Work to complete
Copy each line below in which the string "heart" appears.

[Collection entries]
Segment Open
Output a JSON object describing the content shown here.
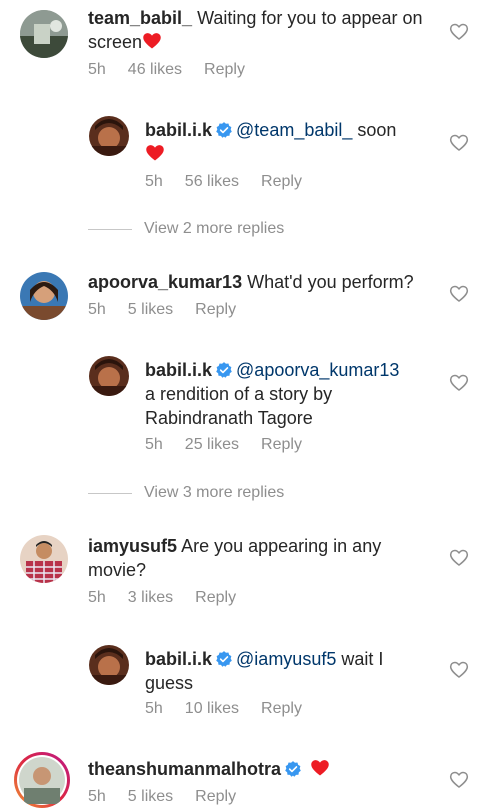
{
  "colors": {
    "meta_text": "#8e8e8e",
    "mention": "#00376b",
    "heart": "#ed1c24",
    "verified": "#3897f0"
  },
  "icons": {
    "like": "heart-outline-icon",
    "verified": "verified-badge-icon",
    "emoji": "red-heart-emoji"
  },
  "thread1": {
    "comment": {
      "username": "team_babil_",
      "text": "Waiting for you to appear on screen",
      "time": "5h",
      "likes": "46 likes",
      "reply": "Reply"
    },
    "reply": {
      "username": "babil.i.k",
      "mention": "@team_babil_",
      "text": "soon",
      "time": "5h",
      "likes": "56 likes",
      "reply": "Reply"
    },
    "view_more": "View 2 more replies"
  },
  "thread2": {
    "comment": {
      "username": "apoorva_kumar13",
      "text": "What'd you perform?",
      "time": "5h",
      "likes": "5 likes",
      "reply": "Reply"
    },
    "reply": {
      "username": "babil.i.k",
      "mention": "@apoorva_kumar13",
      "text_line1": "a rendition of a story by",
      "text_line2": "Rabindranath Tagore",
      "time": "5h",
      "likes": "25 likes",
      "reply": "Reply"
    },
    "view_more": "View 3 more replies"
  },
  "thread3": {
    "comment": {
      "username": "iamyusuf5",
      "text": "Are you appearing in any movie?",
      "time": "5h",
      "likes": "3 likes",
      "reply": "Reply"
    },
    "reply": {
      "username": "babil.i.k",
      "mention": "@iamyusuf5",
      "text": "wait I guess",
      "time": "5h",
      "likes": "10 likes",
      "reply": "Reply"
    }
  },
  "thread4": {
    "comment": {
      "username": "theanshumanmalhotra",
      "time": "5h",
      "likes": "5 likes",
      "reply": "Reply"
    }
  }
}
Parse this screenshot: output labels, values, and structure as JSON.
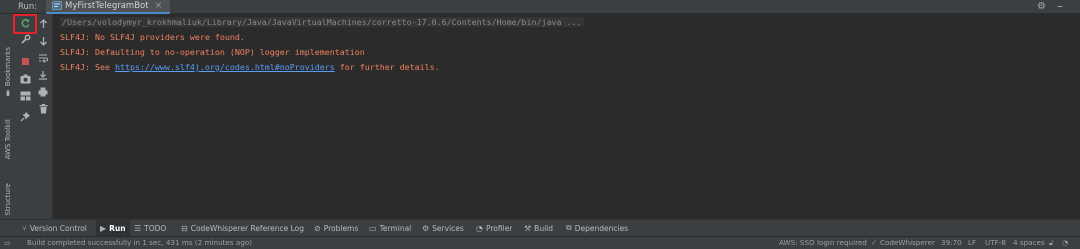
{
  "header": {
    "run_label": "Run:",
    "run_tab": "MyFirstTelegramBot",
    "settings_icon": "gear-icon",
    "hide_icon": "minus-icon"
  },
  "left_strip": {
    "bookmarks": "Bookmarks",
    "aws_toolkit": "AWS Toolkit",
    "structure": "Structure"
  },
  "toolbar": {
    "buttons": [
      "rerun",
      "modify-config",
      "stop",
      "dump-threads",
      "settings",
      "pin"
    ],
    "side_buttons": [
      "scroll-up",
      "scroll-down",
      "soft-wrap",
      "scroll-to-end",
      "print",
      "clear-all"
    ]
  },
  "console": {
    "command": "/Users/volodymyr_krokhmaliuk/Library/Java/JavaVirtualMachines/corretto-17.0.6/Contents/Home/bin/java ...",
    "lines": [
      "SLF4J: No SLF4J providers were found.",
      "SLF4J: Defaulting to no-operation (NOP) logger implementation"
    ],
    "line3_prefix": "SLF4J: See ",
    "line3_link": "https://www.slf4j.org/codes.html#noProviders",
    "line3_suffix": " for further details."
  },
  "tool_tabs": [
    {
      "label": "Version Control",
      "icon": "version-control-icon"
    },
    {
      "label": "Run",
      "icon": "run-icon",
      "active": true
    },
    {
      "label": "TODO",
      "icon": "list-icon"
    },
    {
      "label": "CodeWhisperer Reference Log",
      "icon": "codewhisperer-icon"
    },
    {
      "label": "Problems",
      "icon": "problems-icon"
    },
    {
      "label": "Terminal",
      "icon": "terminal-icon"
    },
    {
      "label": "Services",
      "icon": "services-icon"
    },
    {
      "label": "Profiler",
      "icon": "profiler-icon"
    },
    {
      "label": "Build",
      "icon": "hammer-icon"
    },
    {
      "label": "Dependencies",
      "icon": "dependencies-icon"
    }
  ],
  "status": {
    "message": "Build completed successfully in 1 sec, 431 ms (2 minutes ago)",
    "aws": "AWS: SSO login required",
    "codewhisperer": "CodeWhisperer",
    "position": "39:70",
    "line_sep": "LF",
    "encoding": "UTF-8",
    "indent": "4 spaces"
  },
  "colors": {
    "error_text": "#f0805e",
    "link": "#589df6",
    "highlight": "#e3242b",
    "accent": "#4a88c7"
  }
}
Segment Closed
Response to this task
    "heart": "#ed1c24",
    "like": "heart-outline-icon",
    "emoji": "red-heart-emoji"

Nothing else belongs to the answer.